Lake Dartmouth holds self-sustaining populations of both brown and rainbow trout. The lake was formed in 1979 when an embankment was built on the Mitta Mitta River. Trout and the threatened Macquarie perch thrived in the newly formed lake during the 1980s. However, during the late 1990s local angling groups expressed concerns this trout fishery was in decline and stocking was required.
Lake Dartmouth is one of only three fisheries in Victoria where anglers are permitted to take Macquarie perch. The bag limit is one fish with a minimum legal length of 35 cm. The closed season is from 1 October to 31 December.
Autumn is about the best time to be on Victoria’s north-east rivers and streams, both for the trout fishing and the Arcadian scenery. At Magorra Caravan Park on the banks of the Mitta Mitta River, the morning air is crisp and steam rises from the river. The park is in the shadow of verdant mountains, the river reflecting a kaleidoscope of colour from golden poplars, claret ash, liquid ambers and eucalypts. This is fly-fishing country at its best. By 7am, anglers have taken off to cast their flies to rising trout in nearby rivers, or in the Dartmouth and Banimboola Pondages.
Trout fishing in most of Victoria’s rivers and streams closes on the Queen’s Birthday weekend in June and reopens in September. But the good news for anglers heading for this part of the country is that the stretch of water from Dartmouth Pondage to Lake Banimboola, is a year-round fishery.
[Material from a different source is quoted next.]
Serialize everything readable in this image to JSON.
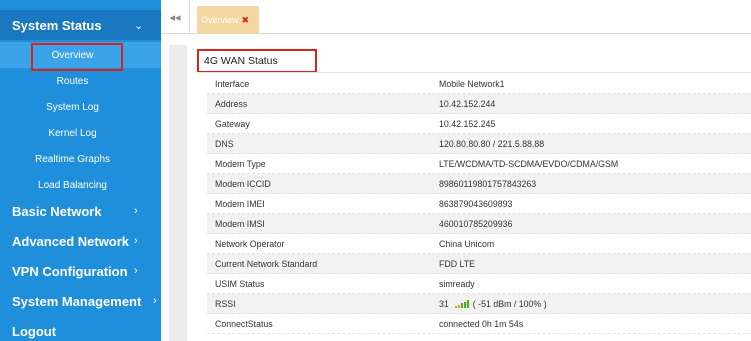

Even when the rivers are off-limits, there is always somewhere to fish.
Dartmouth Pondage is quite large, so do a bit of exploring to find the best locations for your type of fishing. Many access tracks apparently lead nowhere or into muddy locations where a vehicle is easily bogged.
The best fishing is in spring, when the overflow from Dartmouth is in full flow, and again during late autumn when spawning brown and rainbow trout congregate.